• WORK ITEM: Pick out each line in these entries that contains the string "name".

• DATA TO USE:

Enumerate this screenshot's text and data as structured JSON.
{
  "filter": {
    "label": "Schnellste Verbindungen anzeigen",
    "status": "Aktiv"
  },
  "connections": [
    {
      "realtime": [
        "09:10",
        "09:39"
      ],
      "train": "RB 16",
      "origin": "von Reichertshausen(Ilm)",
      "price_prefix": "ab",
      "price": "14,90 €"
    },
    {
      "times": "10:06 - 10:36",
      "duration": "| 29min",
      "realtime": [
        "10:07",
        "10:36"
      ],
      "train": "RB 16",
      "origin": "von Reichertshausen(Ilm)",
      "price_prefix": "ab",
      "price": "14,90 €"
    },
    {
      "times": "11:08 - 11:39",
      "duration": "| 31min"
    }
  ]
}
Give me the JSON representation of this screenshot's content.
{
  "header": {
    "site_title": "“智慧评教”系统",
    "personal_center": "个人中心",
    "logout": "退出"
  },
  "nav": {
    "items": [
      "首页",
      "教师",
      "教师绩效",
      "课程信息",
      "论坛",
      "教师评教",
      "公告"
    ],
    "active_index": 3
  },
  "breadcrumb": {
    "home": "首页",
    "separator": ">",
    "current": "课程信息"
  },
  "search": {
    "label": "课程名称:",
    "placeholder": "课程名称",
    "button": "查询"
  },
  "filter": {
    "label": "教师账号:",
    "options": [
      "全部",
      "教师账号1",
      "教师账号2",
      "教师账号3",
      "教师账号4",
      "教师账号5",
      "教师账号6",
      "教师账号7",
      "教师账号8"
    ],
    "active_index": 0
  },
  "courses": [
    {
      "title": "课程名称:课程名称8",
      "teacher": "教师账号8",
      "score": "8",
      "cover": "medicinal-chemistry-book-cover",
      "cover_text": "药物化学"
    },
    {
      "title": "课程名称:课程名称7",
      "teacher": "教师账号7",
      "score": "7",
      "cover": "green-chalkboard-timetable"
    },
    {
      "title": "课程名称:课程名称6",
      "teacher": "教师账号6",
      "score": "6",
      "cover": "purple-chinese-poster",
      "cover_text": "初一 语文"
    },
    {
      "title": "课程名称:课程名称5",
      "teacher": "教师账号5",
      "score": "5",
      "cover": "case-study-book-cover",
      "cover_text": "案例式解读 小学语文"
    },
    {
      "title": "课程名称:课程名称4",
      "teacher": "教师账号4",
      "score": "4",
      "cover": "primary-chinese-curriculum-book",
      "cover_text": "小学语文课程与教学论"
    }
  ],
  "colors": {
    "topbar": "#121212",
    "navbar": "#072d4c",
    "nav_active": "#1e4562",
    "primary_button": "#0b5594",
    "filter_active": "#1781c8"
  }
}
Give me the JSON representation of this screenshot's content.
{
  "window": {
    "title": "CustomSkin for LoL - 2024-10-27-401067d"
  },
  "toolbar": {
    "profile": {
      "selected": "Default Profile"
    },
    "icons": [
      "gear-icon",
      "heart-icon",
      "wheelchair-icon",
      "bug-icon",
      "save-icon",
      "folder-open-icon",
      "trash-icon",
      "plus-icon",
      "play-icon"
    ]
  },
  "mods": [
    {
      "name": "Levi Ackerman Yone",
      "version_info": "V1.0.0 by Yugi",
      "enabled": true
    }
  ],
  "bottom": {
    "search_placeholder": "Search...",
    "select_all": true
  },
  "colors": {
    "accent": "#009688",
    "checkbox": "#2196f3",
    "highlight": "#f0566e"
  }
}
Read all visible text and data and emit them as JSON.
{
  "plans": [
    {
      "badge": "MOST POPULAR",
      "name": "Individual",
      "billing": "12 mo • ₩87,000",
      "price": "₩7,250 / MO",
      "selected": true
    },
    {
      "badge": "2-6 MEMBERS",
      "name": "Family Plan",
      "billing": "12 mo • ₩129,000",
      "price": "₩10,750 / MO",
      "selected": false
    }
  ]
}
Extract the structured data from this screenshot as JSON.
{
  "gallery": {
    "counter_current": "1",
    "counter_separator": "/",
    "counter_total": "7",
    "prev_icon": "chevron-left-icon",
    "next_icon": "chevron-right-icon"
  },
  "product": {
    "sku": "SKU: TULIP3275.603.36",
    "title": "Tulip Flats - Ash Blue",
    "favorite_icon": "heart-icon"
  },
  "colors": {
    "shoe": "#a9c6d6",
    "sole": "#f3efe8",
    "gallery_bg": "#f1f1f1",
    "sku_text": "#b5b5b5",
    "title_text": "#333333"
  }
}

• ANSWER TO THE EXERCISE:
      "name": "Levi Ackerman Yone",
      "name": "Individual",
      "name": "Family Plan",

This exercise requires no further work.